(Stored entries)

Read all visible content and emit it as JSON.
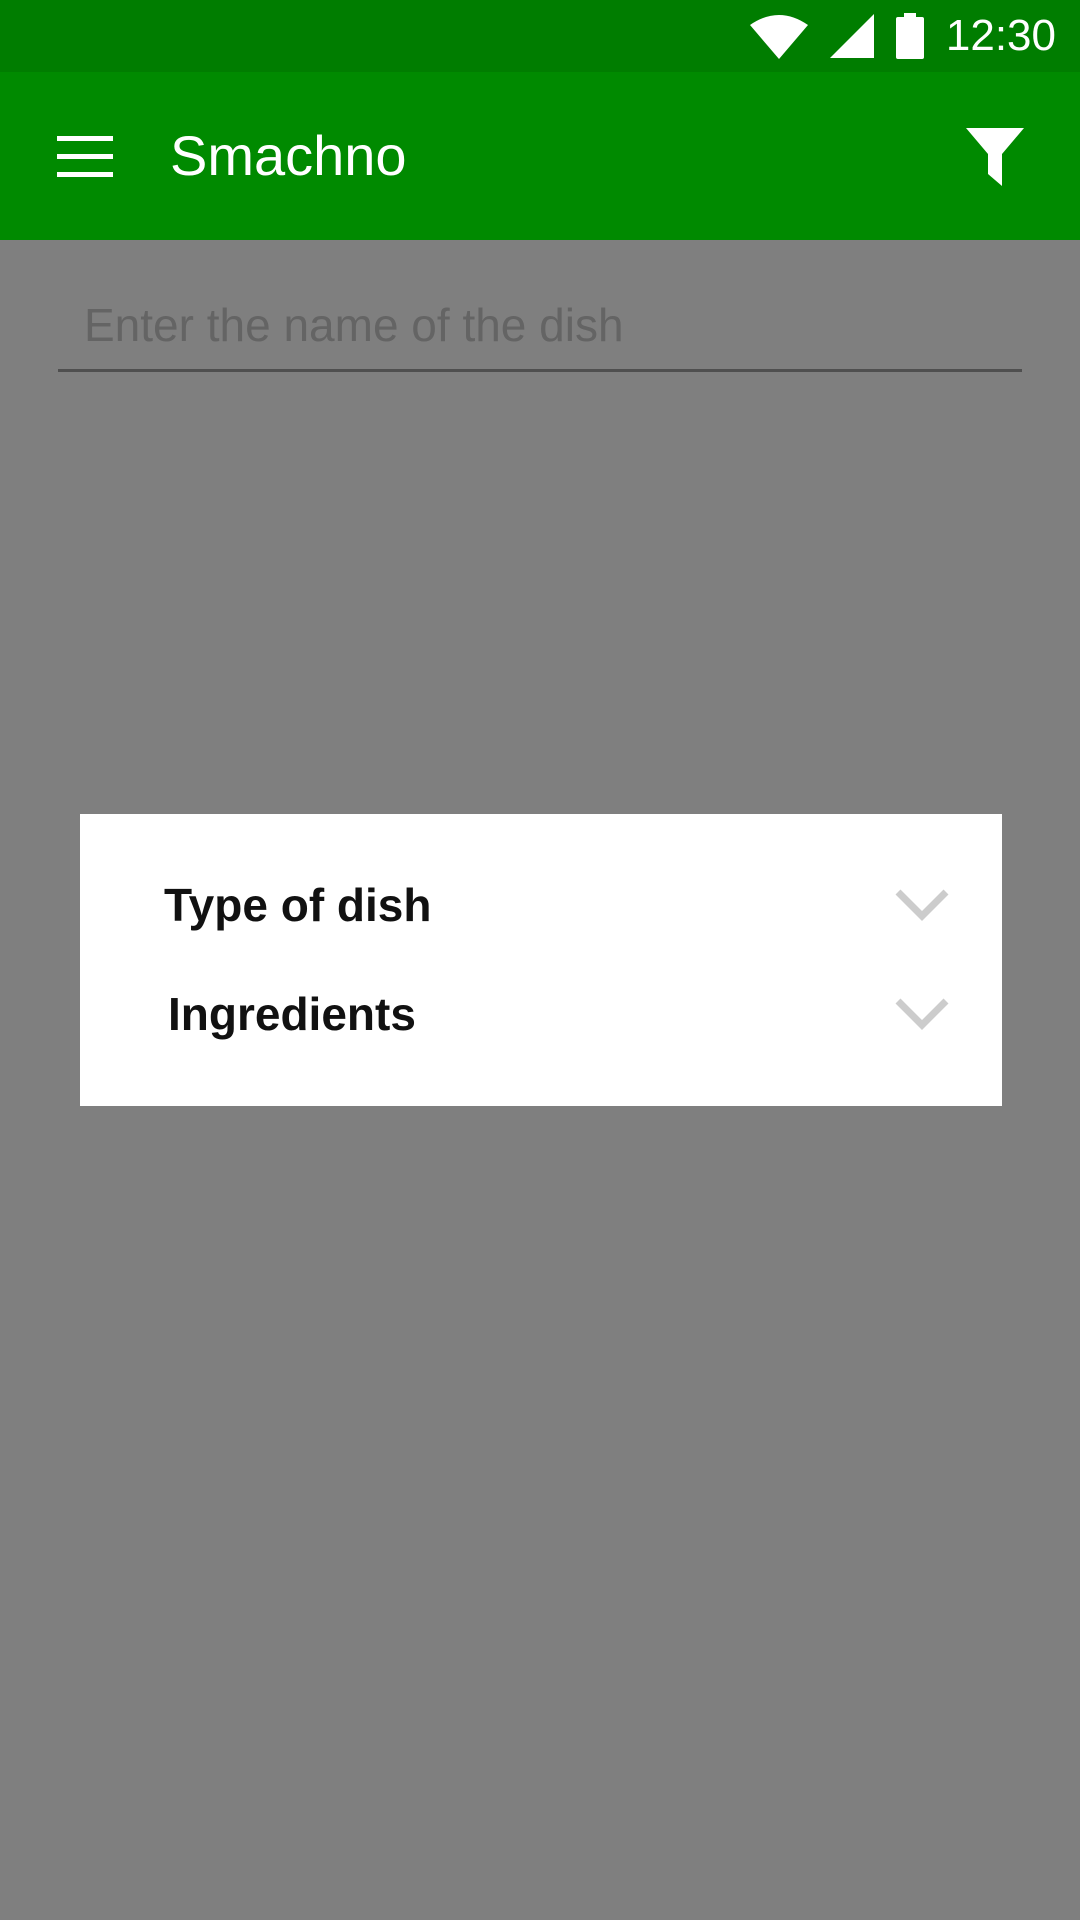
{
  "status_bar": {
    "time": "12:30",
    "icons": [
      "wifi-icon",
      "cellular-signal-icon",
      "battery-icon"
    ]
  },
  "app_bar": {
    "title": "Smachno",
    "menu_icon": "hamburger-menu-icon",
    "filter_icon": "filter-icon"
  },
  "search": {
    "placeholder": "Enter the name of the dish",
    "value": ""
  },
  "filter_dialog": {
    "items": [
      {
        "label": "Type of dish",
        "icon": "chevron-down-icon"
      },
      {
        "label": "Ingredients",
        "icon": "chevron-down-icon"
      }
    ]
  },
  "colors": {
    "status_bar": "#007d00",
    "app_bar": "#008a00",
    "scrim": "#808080",
    "dialog": "#ffffff",
    "chevron": "#cccccc"
  }
}
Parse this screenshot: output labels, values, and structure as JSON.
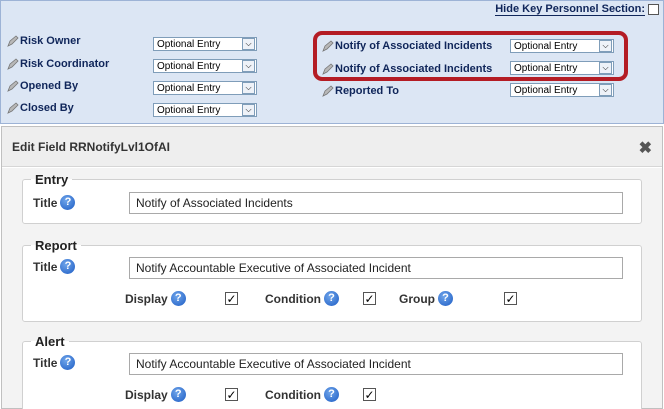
{
  "top_panel": {
    "hide_key_label": "Hide Key Personnel Section:",
    "left_fields": [
      {
        "label": "Risk Owner",
        "value": "Optional Entry"
      },
      {
        "label": "Risk Coordinator",
        "value": "Optional Entry"
      },
      {
        "label": "Opened By",
        "value": "Optional Entry"
      },
      {
        "label": "Closed By",
        "value": "Optional Entry"
      }
    ],
    "right_fields": [
      {
        "label": "Notify of Associated Incidents",
        "value": "Optional Entry"
      },
      {
        "label": "Notify of Associated Incidents",
        "value": "Optional Entry"
      },
      {
        "label": "Reported To",
        "value": "Optional Entry"
      }
    ],
    "highlight_color": "#b41c24"
  },
  "dialog": {
    "title": "Edit Field RRNotifyLvl1OfAI",
    "close_icon": "close-x-icon",
    "entry": {
      "legend": "Entry",
      "title_label": "Title",
      "title_value": "Notify of Associated Incidents"
    },
    "report": {
      "legend": "Report",
      "title_label": "Title",
      "title_value": "Notify Accountable Executive of Associated Incident",
      "display_label": "Display",
      "condition_label": "Condition",
      "group_label": "Group",
      "display_checked": true,
      "condition_checked": true,
      "group_checked": true
    },
    "alert": {
      "legend": "Alert",
      "title_label": "Title",
      "title_value": "Notify Accountable Executive of Associated Incident",
      "display_label": "Display",
      "condition_label": "Condition",
      "display_checked": true,
      "condition_checked": true
    },
    "help_glyph": "?",
    "check_glyph": "✓",
    "arrow_glyph": "⌵"
  }
}
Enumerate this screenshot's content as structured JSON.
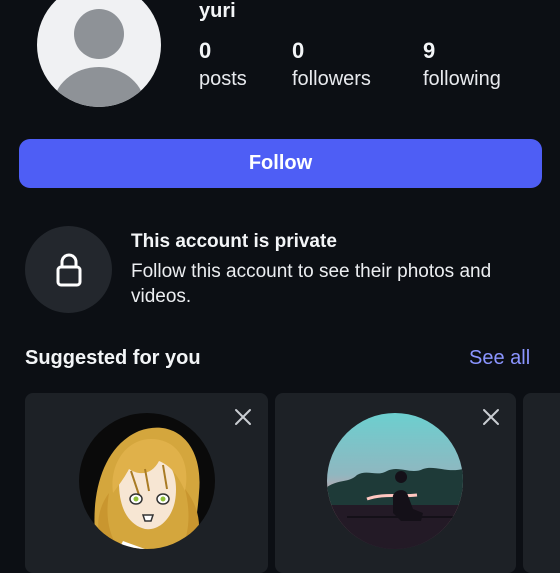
{
  "profile": {
    "username": "yuri",
    "stats": [
      {
        "value": "0",
        "label": "posts"
      },
      {
        "value": "0",
        "label": "followers"
      },
      {
        "value": "9",
        "label": "following"
      }
    ]
  },
  "follow_button": {
    "label": "Follow",
    "color": "#4e5ef5"
  },
  "private": {
    "title": "This account is private",
    "description": "Follow this account to see their photos and videos."
  },
  "suggested": {
    "title": "Suggested for you",
    "see_all": "See all",
    "cards": [
      {
        "avatar": "anime-girl-avatar",
        "close_icon": "close-icon"
      },
      {
        "avatar": "sunset-silhouette-avatar",
        "close_icon": "close-icon"
      }
    ]
  },
  "colors": {
    "background": "#0c0f14",
    "accent_link": "#8b95ff",
    "card": "#1d2126"
  }
}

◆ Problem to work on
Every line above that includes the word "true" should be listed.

◆ Solution for this exercise
      "display_checked": true,
      "condition_checked": true,
      "group_checked": true
      "display_checked": true,
      "condition_checked": true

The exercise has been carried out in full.